[Data records]

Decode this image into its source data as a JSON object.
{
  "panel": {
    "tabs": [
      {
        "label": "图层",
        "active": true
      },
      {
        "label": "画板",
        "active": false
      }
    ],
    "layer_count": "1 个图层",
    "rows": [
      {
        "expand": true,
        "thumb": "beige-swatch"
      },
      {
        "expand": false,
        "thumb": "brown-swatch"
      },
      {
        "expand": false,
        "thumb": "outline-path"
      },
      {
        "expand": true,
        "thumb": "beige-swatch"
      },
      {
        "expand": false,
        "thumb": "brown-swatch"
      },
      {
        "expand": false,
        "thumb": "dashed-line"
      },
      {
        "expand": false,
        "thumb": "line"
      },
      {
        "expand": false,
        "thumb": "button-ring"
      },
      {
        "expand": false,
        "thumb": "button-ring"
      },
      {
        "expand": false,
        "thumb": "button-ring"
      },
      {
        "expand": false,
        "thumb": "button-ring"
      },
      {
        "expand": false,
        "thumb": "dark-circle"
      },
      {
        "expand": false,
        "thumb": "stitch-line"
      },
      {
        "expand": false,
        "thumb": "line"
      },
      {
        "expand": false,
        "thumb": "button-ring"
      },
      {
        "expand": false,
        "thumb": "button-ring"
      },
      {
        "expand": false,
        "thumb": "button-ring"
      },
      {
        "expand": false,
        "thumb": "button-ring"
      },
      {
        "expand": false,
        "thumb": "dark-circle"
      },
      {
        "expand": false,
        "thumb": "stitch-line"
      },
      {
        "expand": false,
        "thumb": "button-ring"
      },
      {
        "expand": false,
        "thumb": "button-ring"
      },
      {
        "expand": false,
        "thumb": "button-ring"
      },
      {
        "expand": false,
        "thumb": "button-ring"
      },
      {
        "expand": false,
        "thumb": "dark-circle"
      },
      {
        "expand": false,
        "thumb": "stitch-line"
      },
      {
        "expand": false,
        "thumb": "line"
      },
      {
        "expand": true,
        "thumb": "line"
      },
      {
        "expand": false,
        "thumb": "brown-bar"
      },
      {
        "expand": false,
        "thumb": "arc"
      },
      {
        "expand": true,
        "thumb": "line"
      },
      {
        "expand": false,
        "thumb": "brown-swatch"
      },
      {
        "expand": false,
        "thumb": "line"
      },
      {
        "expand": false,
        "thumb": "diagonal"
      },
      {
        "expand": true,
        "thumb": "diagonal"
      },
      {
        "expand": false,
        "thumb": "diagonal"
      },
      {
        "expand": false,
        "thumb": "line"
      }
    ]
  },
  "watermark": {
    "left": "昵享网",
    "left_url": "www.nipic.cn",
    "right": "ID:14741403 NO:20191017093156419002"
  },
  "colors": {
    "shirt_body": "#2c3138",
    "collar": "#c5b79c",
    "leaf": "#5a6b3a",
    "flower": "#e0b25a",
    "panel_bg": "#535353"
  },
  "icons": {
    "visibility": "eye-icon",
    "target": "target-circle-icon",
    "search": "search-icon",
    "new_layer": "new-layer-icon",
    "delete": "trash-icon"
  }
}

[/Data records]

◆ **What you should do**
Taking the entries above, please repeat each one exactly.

◆ **Solution for this problem**
Decode this image into its source data as a JSON object.
{
  "panel": {
    "tabs": [
      {
        "label": "图层",
        "active": true
      },
      {
        "label": "画板",
        "active": false
      }
    ],
    "layer_count": "1 个图层",
    "rows": [
      {
        "expand": true,
        "thumb": "beige-swatch"
      },
      {
        "expand": false,
        "thumb": "brown-swatch"
      },
      {
        "expand": false,
        "thumb": "outline-path"
      },
      {
        "expand": true,
        "thumb": "beige-swatch"
      },
      {
        "expand": false,
        "thumb": "brown-swatch"
      },
      {
        "expand": false,
        "thumb": "dashed-line"
      },
      {
        "expand": false,
        "thumb": "line"
      },
      {
        "expand": false,
        "thumb": "button-ring"
      },
      {
        "expand": false,
        "thumb": "button-ring"
      },
      {
        "expand": false,
        "thumb": "button-ring"
      },
      {
        "expand": false,
        "thumb": "button-ring"
      },
      {
        "expand": false,
        "thumb": "dark-circle"
      },
      {
        "expand": false,
        "thumb": "stitch-line"
      },
      {
        "expand": false,
        "thumb": "line"
      },
      {
        "expand": false,
        "thumb": "button-ring"
      },
      {
        "expand": false,
        "thumb": "button-ring"
      },
      {
        "expand": false,
        "thumb": "button-ring"
      },
      {
        "expand": false,
        "thumb": "button-ring"
      },
      {
        "expand": false,
        "thumb": "dark-circle"
      },
      {
        "expand": false,
        "thumb": "stitch-line"
      },
      {
        "expand": false,
        "thumb": "button-ring"
      },
      {
        "expand": false,
        "thumb": "button-ring"
      },
      {
        "expand": false,
        "thumb": "button-ring"
      },
      {
        "expand": false,
        "thumb": "button-ring"
      },
      {
        "expand": false,
        "thumb": "dark-circle"
      },
      {
        "expand": false,
        "thumb": "stitch-line"
      },
      {
        "expand": false,
        "thumb": "line"
      },
      {
        "expand": true,
        "thumb": "line"
      },
      {
        "expand": false,
        "thumb": "brown-bar"
      },
      {
        "expand": false,
        "thumb": "arc"
      },
      {
        "expand": true,
        "thumb": "line"
      },
      {
        "expand": false,
        "thumb": "brown-swatch"
      },
      {
        "expand": false,
        "thumb": "line"
      },
      {
        "expand": false,
        "thumb": "diagonal"
      },
      {
        "expand": true,
        "thumb": "diagonal"
      },
      {
        "expand": false,
        "thumb": "diagonal"
      },
      {
        "expand": false,
        "thumb": "line"
      }
    ]
  },
  "watermark": {
    "left": "昵享网",
    "left_url": "www.nipic.cn",
    "right": "ID:14741403 NO:20191017093156419002"
  },
  "colors": {
    "shirt_body": "#2c3138",
    "collar": "#c5b79c",
    "leaf": "#5a6b3a",
    "flower": "#e0b25a",
    "panel_bg": "#535353"
  },
  "icons": {
    "visibility": "eye-icon",
    "target": "target-circle-icon",
    "search": "search-icon",
    "new_layer": "new-layer-icon",
    "delete": "trash-icon"
  }
}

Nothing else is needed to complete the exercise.